Fighting for Strangers
cho: What makes you go away, fighting for strangers,
When you could be save at home, free from all dangers?
A recruiting sergeant came my way,
To an inn nearby at the break of day.
He said: "Young Johnny you're a fine young man,
Do you want to march along behind a military band,
With a scarlet coat, a big cocked hat
And a muscet on your shoulder?"
A shilling he took and he kissed the book,
Oh Johnny, what will happen to ya?
The recruiting sergeant marched away,
From the inn nearby at the break of day.
Johnny went too, with half a ring,
He was off to be a soldier, he'd be fighting for the king,
In a far off war, in a far off land,
To face a foreign soldier.
But how will he fare when there's lead in the air,
Oh poor Johnny, what will happen to ya?
The sun shone high on a barren land,
As a thin red line took the military stand.

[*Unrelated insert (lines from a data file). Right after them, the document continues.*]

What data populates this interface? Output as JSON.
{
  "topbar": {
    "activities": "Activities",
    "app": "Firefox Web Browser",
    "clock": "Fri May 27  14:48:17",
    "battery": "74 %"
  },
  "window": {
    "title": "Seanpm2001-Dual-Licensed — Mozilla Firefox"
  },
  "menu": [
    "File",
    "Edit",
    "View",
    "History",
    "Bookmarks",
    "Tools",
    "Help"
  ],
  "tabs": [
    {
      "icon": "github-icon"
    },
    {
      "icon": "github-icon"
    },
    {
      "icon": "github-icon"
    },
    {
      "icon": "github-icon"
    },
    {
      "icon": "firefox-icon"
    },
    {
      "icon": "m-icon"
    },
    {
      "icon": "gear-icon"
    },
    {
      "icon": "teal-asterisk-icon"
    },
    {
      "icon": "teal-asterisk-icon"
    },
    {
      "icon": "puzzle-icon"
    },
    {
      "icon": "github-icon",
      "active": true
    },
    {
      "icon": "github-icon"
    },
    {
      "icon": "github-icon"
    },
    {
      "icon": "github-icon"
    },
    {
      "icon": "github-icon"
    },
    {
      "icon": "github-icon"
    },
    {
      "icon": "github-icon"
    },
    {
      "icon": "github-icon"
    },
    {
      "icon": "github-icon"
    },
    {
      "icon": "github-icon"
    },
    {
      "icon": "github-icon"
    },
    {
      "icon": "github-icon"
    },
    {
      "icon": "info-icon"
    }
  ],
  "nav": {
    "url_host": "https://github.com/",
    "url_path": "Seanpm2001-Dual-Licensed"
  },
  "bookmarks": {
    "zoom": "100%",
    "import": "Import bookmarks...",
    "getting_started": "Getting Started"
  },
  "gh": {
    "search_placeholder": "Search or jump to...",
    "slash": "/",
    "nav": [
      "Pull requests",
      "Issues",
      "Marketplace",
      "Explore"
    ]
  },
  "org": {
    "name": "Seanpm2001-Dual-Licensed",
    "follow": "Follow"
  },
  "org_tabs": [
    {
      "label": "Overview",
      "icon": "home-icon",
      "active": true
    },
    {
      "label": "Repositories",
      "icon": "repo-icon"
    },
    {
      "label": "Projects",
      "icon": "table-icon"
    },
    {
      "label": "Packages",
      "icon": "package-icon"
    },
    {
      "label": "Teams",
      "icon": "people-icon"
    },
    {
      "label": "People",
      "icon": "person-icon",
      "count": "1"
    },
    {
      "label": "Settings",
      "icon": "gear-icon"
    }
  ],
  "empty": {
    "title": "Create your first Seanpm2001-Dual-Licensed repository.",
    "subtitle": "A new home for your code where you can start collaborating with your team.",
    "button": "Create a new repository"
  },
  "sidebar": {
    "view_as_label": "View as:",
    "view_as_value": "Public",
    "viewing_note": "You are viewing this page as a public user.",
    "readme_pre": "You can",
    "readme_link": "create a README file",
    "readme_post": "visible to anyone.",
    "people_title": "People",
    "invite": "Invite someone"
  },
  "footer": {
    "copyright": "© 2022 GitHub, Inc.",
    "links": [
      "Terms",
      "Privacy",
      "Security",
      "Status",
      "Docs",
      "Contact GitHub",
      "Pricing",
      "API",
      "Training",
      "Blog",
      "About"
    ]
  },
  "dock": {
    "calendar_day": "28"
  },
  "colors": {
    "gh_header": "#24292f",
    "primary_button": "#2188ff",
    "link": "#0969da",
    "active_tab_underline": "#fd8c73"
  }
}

Sling shot, chain shot, grape shot too,
Swords and bayonets thrusting through,
Poor Johnny fell but the day was won
And the King is grateful to ya.
With your soldier deeds done, we're sending you home,
Oh poor Johnny, what have they done to ya?
Oh, they said he was a hero and not to grieve
Over two wooden legs and an empty sleeve.
They carried him home and they sat him down
With a military pension and a medal from the crown.
You haven't an arm, you haven't a leg,
The enemy nearly slew ya.
You'll have to be put with a bowl to beg,
Oh poor Johnny what have they done to ya?
recorded by Steeleye Span on "Rocket Cottage" (1976).
Note: This is one of the most intense 19th century anti-war
It seems to be a combination of pieces of several other songs, the
first two verses are reminiscent of the Irish recruiting songs like
"Twa Recruiting Sergeants" or "Arthur McBride" with a short hint
at the Broken Token theme ("with half a ring")
while the second half of the last verse is snatched as a whole
from "Johnny I Hardly Knew Ya".
To the tune of "He Who Would Valiant Be".